José Flor, who has one child in the district, said “it would have been difficult” to come up with enough food without the program.
“Could I have come up with the meals? Probably. But this just provided such a benefit, just made it much easier,” he said.
Many families are also receiving benefits through the federally funded, state-administered Pandemic Electronic Benefits Transfer, or P-EBT, program the state announced it was extending last month.
Its aim is to provide cash for buying food through debit cards for families in the state’s food stamps program and other low-income households. It was initially in place from April through June of last year. Under the reauthorized version of the program, which will be retroactive to the beginning of the current school year, families will receive up to $6.82 per child for every day school was in session.
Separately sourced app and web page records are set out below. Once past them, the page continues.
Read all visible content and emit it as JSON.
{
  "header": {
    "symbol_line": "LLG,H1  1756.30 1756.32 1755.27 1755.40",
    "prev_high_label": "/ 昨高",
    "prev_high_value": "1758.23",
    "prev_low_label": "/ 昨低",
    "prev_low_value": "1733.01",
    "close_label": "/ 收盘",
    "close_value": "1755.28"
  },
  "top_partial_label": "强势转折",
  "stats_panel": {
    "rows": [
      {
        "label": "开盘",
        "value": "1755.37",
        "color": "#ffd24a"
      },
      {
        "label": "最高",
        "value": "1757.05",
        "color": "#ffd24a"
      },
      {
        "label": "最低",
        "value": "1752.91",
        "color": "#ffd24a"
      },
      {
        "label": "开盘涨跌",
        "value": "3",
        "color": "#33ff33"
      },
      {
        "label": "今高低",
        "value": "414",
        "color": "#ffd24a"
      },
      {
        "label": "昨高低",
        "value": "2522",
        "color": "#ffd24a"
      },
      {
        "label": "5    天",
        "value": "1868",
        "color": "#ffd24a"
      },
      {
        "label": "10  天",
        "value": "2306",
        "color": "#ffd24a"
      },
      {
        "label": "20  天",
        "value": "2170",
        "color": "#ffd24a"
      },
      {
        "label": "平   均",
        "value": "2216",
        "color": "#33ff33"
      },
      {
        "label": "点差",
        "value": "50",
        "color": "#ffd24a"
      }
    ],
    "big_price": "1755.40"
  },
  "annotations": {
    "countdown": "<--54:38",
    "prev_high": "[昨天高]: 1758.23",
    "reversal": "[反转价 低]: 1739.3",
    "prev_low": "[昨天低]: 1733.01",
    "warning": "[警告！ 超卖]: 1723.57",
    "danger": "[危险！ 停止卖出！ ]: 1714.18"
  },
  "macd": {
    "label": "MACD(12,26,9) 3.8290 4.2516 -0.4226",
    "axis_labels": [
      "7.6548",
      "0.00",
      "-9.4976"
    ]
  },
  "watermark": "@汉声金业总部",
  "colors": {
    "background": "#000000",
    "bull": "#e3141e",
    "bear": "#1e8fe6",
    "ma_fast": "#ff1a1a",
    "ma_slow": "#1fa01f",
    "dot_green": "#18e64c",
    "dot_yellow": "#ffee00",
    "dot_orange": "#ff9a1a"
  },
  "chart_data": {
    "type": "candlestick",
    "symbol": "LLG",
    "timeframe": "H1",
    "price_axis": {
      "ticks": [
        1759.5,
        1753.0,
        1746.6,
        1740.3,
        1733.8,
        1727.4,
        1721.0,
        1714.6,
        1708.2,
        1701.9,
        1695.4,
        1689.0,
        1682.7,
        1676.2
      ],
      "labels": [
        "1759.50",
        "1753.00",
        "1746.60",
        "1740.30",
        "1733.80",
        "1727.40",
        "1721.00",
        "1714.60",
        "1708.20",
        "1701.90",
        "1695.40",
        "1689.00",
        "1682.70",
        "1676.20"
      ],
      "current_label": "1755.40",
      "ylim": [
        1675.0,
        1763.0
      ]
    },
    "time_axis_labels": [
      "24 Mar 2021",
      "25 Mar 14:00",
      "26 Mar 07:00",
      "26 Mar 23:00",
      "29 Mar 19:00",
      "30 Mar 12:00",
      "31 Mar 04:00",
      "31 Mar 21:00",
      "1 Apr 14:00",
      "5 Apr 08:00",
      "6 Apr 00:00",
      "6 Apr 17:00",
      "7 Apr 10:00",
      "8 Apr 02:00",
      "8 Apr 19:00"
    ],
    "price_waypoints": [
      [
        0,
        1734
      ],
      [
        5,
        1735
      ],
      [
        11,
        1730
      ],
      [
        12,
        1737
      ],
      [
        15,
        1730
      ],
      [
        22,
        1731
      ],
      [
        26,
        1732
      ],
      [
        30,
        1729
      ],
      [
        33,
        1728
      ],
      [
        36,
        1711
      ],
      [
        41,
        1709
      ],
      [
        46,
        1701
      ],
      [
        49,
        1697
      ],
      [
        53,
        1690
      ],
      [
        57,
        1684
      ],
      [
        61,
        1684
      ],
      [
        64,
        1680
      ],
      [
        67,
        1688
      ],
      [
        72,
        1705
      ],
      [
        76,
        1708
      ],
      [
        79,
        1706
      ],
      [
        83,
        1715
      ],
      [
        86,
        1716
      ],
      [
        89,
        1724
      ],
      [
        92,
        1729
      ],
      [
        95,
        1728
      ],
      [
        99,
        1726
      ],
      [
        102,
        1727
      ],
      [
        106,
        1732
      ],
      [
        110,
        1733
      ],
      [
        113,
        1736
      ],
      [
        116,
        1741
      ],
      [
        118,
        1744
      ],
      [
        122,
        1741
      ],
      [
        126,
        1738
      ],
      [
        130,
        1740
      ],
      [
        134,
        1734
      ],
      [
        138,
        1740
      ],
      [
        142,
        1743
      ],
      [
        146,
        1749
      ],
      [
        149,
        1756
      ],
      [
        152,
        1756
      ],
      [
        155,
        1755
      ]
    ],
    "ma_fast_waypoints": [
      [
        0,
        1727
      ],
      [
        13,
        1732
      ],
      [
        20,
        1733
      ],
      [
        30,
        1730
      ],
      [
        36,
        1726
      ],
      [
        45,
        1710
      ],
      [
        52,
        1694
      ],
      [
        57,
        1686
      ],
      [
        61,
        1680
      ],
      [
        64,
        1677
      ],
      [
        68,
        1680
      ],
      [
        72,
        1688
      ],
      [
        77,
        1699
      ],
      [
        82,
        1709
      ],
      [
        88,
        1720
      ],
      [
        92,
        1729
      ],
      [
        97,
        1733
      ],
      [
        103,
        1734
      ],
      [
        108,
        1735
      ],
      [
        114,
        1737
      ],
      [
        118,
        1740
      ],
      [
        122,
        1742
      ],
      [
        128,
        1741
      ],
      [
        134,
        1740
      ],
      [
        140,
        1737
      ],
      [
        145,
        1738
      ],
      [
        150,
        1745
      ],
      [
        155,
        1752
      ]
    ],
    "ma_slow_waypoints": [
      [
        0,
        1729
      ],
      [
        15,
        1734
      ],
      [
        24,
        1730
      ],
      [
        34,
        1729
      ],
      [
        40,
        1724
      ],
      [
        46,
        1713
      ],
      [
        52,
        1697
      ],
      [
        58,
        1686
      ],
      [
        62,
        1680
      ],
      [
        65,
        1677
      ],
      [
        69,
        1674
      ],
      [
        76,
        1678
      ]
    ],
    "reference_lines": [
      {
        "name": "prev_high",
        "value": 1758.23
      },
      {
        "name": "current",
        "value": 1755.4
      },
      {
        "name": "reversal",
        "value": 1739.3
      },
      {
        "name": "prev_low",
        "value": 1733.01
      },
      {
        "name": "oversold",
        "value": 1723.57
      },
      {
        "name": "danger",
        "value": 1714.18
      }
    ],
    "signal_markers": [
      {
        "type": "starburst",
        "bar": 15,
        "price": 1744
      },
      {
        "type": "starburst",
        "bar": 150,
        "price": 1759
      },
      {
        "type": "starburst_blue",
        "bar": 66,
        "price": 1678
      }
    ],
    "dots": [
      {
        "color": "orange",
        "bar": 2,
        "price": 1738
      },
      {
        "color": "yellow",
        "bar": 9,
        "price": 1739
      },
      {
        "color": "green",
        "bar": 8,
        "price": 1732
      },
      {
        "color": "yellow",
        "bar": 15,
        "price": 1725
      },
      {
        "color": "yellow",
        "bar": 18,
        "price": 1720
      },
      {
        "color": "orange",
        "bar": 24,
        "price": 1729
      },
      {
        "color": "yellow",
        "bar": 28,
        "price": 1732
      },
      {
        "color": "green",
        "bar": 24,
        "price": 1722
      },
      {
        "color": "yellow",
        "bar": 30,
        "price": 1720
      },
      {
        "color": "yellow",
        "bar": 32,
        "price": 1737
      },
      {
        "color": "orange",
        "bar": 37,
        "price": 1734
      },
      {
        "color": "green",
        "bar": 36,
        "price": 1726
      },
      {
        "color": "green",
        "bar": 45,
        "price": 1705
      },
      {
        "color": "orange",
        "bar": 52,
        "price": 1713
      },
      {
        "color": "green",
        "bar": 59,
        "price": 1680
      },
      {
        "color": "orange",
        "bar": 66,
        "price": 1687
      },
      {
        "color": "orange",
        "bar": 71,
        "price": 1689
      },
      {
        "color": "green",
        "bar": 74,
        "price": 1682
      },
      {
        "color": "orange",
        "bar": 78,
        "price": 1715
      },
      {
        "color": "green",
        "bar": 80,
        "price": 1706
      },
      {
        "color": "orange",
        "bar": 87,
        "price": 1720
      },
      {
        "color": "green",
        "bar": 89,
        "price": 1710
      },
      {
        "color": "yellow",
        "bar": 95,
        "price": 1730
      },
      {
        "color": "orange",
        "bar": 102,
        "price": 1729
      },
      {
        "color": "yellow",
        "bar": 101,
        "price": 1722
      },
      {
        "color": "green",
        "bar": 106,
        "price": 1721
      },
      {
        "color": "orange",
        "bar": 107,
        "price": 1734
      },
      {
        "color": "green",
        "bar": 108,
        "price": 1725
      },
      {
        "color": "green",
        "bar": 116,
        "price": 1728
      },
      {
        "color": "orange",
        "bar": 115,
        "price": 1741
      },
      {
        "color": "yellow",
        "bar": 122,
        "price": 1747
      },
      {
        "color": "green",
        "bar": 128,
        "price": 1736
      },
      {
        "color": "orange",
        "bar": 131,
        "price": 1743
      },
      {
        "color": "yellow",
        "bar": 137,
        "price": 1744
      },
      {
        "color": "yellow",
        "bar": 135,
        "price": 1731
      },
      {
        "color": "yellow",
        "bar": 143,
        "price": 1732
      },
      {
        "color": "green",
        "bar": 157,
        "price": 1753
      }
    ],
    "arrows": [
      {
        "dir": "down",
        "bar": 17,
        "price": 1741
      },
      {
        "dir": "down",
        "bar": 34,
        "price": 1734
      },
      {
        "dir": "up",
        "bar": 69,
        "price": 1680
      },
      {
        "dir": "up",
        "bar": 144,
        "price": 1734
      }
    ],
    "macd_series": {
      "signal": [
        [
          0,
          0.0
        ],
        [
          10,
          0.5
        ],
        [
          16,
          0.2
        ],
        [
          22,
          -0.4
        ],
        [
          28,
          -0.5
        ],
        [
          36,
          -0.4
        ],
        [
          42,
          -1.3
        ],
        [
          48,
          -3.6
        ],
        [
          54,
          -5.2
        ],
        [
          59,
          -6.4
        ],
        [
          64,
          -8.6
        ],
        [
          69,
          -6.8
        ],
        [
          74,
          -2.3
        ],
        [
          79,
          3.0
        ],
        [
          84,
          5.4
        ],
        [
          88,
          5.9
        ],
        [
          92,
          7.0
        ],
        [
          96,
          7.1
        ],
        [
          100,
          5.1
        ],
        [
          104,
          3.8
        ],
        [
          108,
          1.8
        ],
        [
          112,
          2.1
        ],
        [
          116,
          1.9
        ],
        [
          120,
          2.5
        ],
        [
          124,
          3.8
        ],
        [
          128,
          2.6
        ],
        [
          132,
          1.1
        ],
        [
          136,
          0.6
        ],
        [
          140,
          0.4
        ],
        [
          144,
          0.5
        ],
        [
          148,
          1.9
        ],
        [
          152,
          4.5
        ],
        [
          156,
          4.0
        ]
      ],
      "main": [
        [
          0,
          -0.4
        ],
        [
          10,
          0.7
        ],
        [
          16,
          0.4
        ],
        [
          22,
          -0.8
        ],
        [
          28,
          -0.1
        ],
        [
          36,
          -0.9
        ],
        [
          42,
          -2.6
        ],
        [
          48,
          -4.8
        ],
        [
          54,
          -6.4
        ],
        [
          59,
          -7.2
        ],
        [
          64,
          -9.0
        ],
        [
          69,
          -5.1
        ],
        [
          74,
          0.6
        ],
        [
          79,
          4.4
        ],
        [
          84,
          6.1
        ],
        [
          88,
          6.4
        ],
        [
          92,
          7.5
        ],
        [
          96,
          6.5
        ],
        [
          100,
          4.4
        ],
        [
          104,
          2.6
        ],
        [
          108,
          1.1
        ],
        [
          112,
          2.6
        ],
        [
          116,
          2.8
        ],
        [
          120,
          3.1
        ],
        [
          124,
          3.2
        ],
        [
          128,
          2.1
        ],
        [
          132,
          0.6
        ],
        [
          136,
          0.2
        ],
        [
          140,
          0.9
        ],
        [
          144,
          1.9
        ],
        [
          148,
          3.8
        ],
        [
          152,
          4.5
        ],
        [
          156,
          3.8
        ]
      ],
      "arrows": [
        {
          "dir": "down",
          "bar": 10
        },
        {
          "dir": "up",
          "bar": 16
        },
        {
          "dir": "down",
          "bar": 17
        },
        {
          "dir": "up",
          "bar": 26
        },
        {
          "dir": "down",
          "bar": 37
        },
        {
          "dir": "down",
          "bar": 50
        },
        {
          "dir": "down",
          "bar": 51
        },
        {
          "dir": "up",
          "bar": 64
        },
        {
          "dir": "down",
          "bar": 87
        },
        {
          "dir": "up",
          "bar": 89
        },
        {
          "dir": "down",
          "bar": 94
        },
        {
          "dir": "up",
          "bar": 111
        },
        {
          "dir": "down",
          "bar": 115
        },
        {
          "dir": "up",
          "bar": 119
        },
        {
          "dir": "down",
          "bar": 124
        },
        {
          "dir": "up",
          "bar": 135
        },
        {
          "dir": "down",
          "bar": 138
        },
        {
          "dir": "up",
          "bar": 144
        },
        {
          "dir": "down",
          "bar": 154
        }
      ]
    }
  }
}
Recipients started receiving funding in late March and early this month, although the Milwaukee Journal Sentinel reported April 8 that as many as 78,500 students eligible for the program haven’t been getting benefits because the state Department of Public Instruction was having difficulty getting their addresses and because nearly 500 school districts haven’t responded to a survey asking whether classes are being held virtually or in person.
DHS spokesperson Jennifer Miller said addresses for more than 80% of those potentially eligible for the benefits have been verified.
DHS said in a March 12 statement announcing the program’s resumption that families “will get help feeding their children who usually get free or reduced-price meals at school but haven’t this year because of the pandemic,” but later confirmed that even in districts that have been making meals available curbside or via delivery while school buildings were closed, families will still be eligible for the benefits.
“Handing out meals in that style does not impact a school’s P-EBT eligibility,” DHS spokesperson Jennifer Miller said. “Students at that school who were given curbside meals can still receive P-EBT benefits.”
DHS said it didn’t have a choice in how it structured the program.
“DHS developed a plan to provide benefits consistent with (federal) guidance, which included issuing P-EBT benefits independent of curbside meals provided by some schools,” Miller said.